What is needed: Strip out all images, then restate the data verbatim.

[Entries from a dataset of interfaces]
▬▬▬
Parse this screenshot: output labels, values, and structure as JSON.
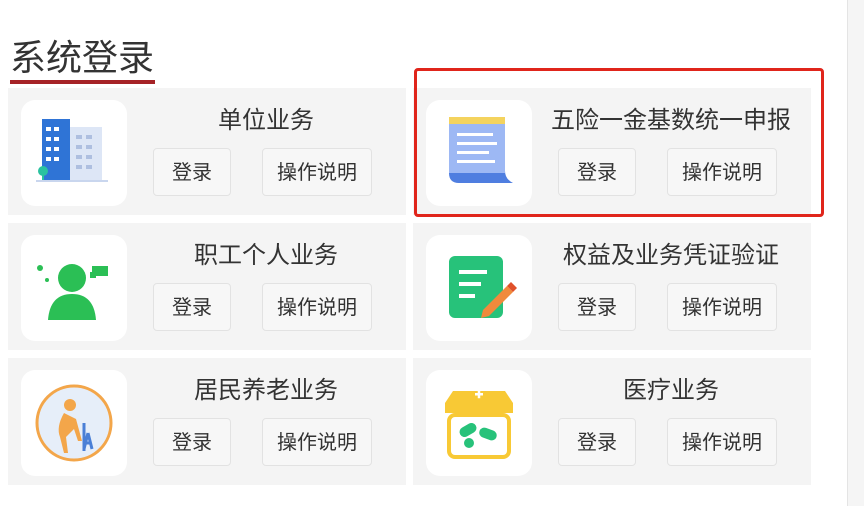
{
  "page": {
    "title": "系统登录"
  },
  "colors": {
    "title_underline": "#a52226",
    "highlight_border": "#e0251b",
    "card_bg": "#f4f4f4"
  },
  "cards": [
    {
      "name": "单位业务",
      "icon": "office-building-icon",
      "login_label": "登录",
      "help_label": "操作说明"
    },
    {
      "name": "五险一金基数统一申报",
      "icon": "document-scroll-icon",
      "login_label": "登录",
      "help_label": "操作说明",
      "highlighted": true
    },
    {
      "name": "职工个人业务",
      "icon": "person-chat-icon",
      "login_label": "登录",
      "help_label": "操作说明"
    },
    {
      "name": "权益及业务凭证验证",
      "icon": "note-pencil-icon",
      "login_label": "登录",
      "help_label": "操作说明"
    },
    {
      "name": "居民养老业务",
      "icon": "elderly-care-icon",
      "login_label": "登录",
      "help_label": "操作说明"
    },
    {
      "name": "医疗业务",
      "icon": "pharmacy-icon",
      "login_label": "登录",
      "help_label": "操作说明"
    }
  ]
}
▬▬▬
Output for this task:
Parse this screenshot: output labels, values, and structure as JSON.
{
  "page": {
    "title": "系统登录"
  },
  "colors": {
    "title_underline": "#a52226",
    "highlight_border": "#e0251b",
    "card_bg": "#f4f4f4"
  },
  "cards": [
    {
      "name": "单位业务",
      "icon": "office-building-icon",
      "login_label": "登录",
      "help_label": "操作说明"
    },
    {
      "name": "五险一金基数统一申报",
      "icon": "document-scroll-icon",
      "login_label": "登录",
      "help_label": "操作说明",
      "highlighted": true
    },
    {
      "name": "职工个人业务",
      "icon": "person-chat-icon",
      "login_label": "登录",
      "help_label": "操作说明"
    },
    {
      "name": "权益及业务凭证验证",
      "icon": "note-pencil-icon",
      "login_label": "登录",
      "help_label": "操作说明"
    },
    {
      "name": "居民养老业务",
      "icon": "elderly-care-icon",
      "login_label": "登录",
      "help_label": "操作说明"
    },
    {
      "name": "医疗业务",
      "icon": "pharmacy-icon",
      "login_label": "登录",
      "help_label": "操作说明"
    }
  ]
}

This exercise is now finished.